Unsuppressed HIV viremia damages immunity and increases the risk for secondary HIV transmission. Successful engagement of persons with HIV (PWH) into care resulting in viral suppression is vital. PWH already engaged in care, who, after achieving viral suppression, experience viral breakthrough episodes (VBEs) with a sequence of suppressed/unsuppressed/suppressed viral loads remain problematic. We examined the frequency and outcomes of PWH experiencing VBE. HIV care is provided at no cost to all patients under Alberta's universal health program. All PWH followed at Southern Alberta Clinic, Canada, with two or more viral load tests between January 1, 2010, and January 1, 2020, were evaluated. Sociodemographic, clinical, and lifestyle variables were determined along with health outcomes (CD4 levels, HIV-related hospitalizations, and HIV/AIDS-related mortality). Descriptive and multi-variable analyses were performed comparing PWH with and without VBEs. Of 2096 PWH, 386 (18%) experienced one or more VBEs. A higher risk of VBEs was seen in adjusted analyses in those diagnosed age ≤40 years. Increased risk of VBE was seen with injection drug use (46%) and in heterosexuals (56%) compared with MSM. Experience of intimate partner violence, unstable housing, homelessness, and past incarceration also increased risks by 36%, 44% 79%, and 51%, respectively. PWH with VBEs experienced lower CD4 counts (median −417/mm3 vs. 576/mm3), higher rates of HIV-related hospitalizations (16% vs. 5%), and a 67% increased risk of death (95% confidence interval 1.17–2.39) over the study period. Nearly 20% of all PWH, after achieving viral suppression, experienced VBEs. Distinct clinical, lifestyle, and life experiences predict PWH at greatest risk for more than one VBEs. Serious negative health outcomes of VBEs were identified, suggesting that novel customized care programming is required for PWH at greatest risk.

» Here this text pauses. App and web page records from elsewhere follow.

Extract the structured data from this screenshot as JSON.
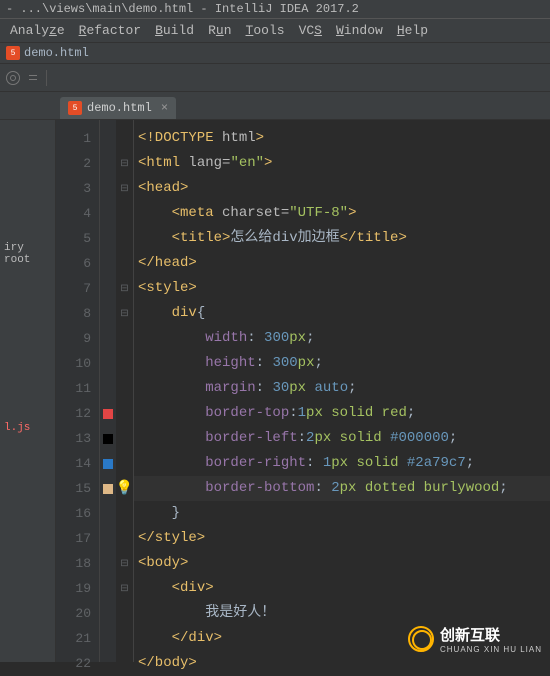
{
  "window": {
    "title": "- ...\\views\\main\\demo.html - IntelliJ IDEA 2017.2"
  },
  "menu": {
    "items": [
      "Analyze",
      "Refactor",
      "Build",
      "Run",
      "Tools",
      "VCS",
      "Window",
      "Help"
    ]
  },
  "breadcrumb": {
    "file": "demo.html"
  },
  "tabs": {
    "active": {
      "name": "demo.html"
    }
  },
  "side": {
    "label1": "iry root",
    "label2": "l.js"
  },
  "gutter": {
    "lines": [
      "1",
      "2",
      "3",
      "4",
      "5",
      "6",
      "7",
      "8",
      "9",
      "10",
      "11",
      "12",
      "13",
      "14",
      "15",
      "16",
      "17",
      "18",
      "19",
      "20",
      "21",
      "22"
    ],
    "markers": {
      "12": "red",
      "13": "black",
      "14": "blue",
      "15": "wheat"
    }
  },
  "code": {
    "l1_a": "<!DOCTYPE ",
    "l1_b": "html",
    "l1_c": ">",
    "l2_a": "<html ",
    "l2_b": "lang=",
    "l2_c": "\"en\"",
    "l2_d": ">",
    "l3": "<head>",
    "l4_a": "<meta ",
    "l4_b": "charset=",
    "l4_c": "\"UTF-8\"",
    "l4_d": ">",
    "l5_a": "<title>",
    "l5_b": "怎么给div加边框",
    "l5_c": "</title>",
    "l6": "</head>",
    "l7": "<style>",
    "l8_a": "div",
    "l8_b": "{",
    "l9_a": "width",
    "l9_b": ": ",
    "l9_c": "300",
    "l9_d": "px",
    "l9_e": ";",
    "l10_a": "height",
    "l10_b": ": ",
    "l10_c": "300",
    "l10_d": "px",
    "l10_e": ";",
    "l11_a": "margin",
    "l11_b": ": ",
    "l11_c": "30",
    "l11_d": "px ",
    "l11_e": "auto",
    "l11_f": ";",
    "l12_a": "border-top",
    "l12_b": ":",
    "l12_c": "1",
    "l12_d": "px ",
    "l12_e": "solid red",
    "l12_f": ";",
    "l13_a": "border-left",
    "l13_b": ":",
    "l13_c": "2",
    "l13_d": "px ",
    "l13_e": "solid ",
    "l13_f": "#000000",
    "l13_g": ";",
    "l14_a": "border-right",
    "l14_b": ": ",
    "l14_c": "1",
    "l14_d": "px ",
    "l14_e": "solid ",
    "l14_f": "#2a79c7",
    "l14_g": ";",
    "l15_a": "border-bottom",
    "l15_b": ": ",
    "l15_c": "2",
    "l15_d": "px ",
    "l15_e": "dotted burlywood",
    "l15_f": ";",
    "l16": "}",
    "l17": "</style>",
    "l18": "<body>",
    "l19": "<div>",
    "l20": "我是好人！",
    "l21": "</div>",
    "l22": "</body>"
  },
  "watermark": {
    "main": "创新互联",
    "sub": "CHUANG XIN HU LIAN"
  }
}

Aids Patient Care and Stds, Volume 37, pp 11-21; https://doi.org/10.1089/apc.2022.0183
Current guidelines recommend screening people with HIV (PWH) for bone disease using predictive tools developed for the general population, although data on PWH are scarce. In this study, we assessed the performance of FRAX and QFracture scoring systems to predict the occurrence of fragility fractures in a prospective cohort of 17,671 adults with human immunodeficiency virus (HIV) included in the HIV/AIDS research network (CoRIS) in Spain. The survival estimates of fragility fractures during follow-up were calculated and FRAX and QFracture scores were computed at cohort inclusion. For both tools, discriminatory measures and the observed-to-expected (O/E) ratios were assessed. During a follow-up time of 42,411.55 person-years, 113 fragility fractures were recorded. Areas under the curve were 0.66 [95% confidence interval (95% CI) 0.61–0.71] for FRAX and 0.67 (95% CI 0.62–0.73) for QFracture for major osteoporotic fractures, and 0.72 (95% CI 0.57–0.88) and 0.81 (95% CI 0.68–0.95) for hip fracture, respectively. The O/E was 1.67 for FRAX and 5.49 for QFracture for major osteoporotic fractures, and 11.23 for FRAX and 4.87 for QFracture for hip fractures. Moreover, O/E raised as the risk increased for both tools and in almost all age groups. When using the recommended assessment thresholds, <6% and 10% of major osteoporotic and hip fractures would have been identified, respectively. In conclusion, FRAX and QFracture displayed acceptable discrimination, although both tools significantly underestimated the risk of fragility fractures in PWH. The recommended assessment thresholds may not be appropriate for this population as they were unable to identify individuals with fragility fractures during follow-up.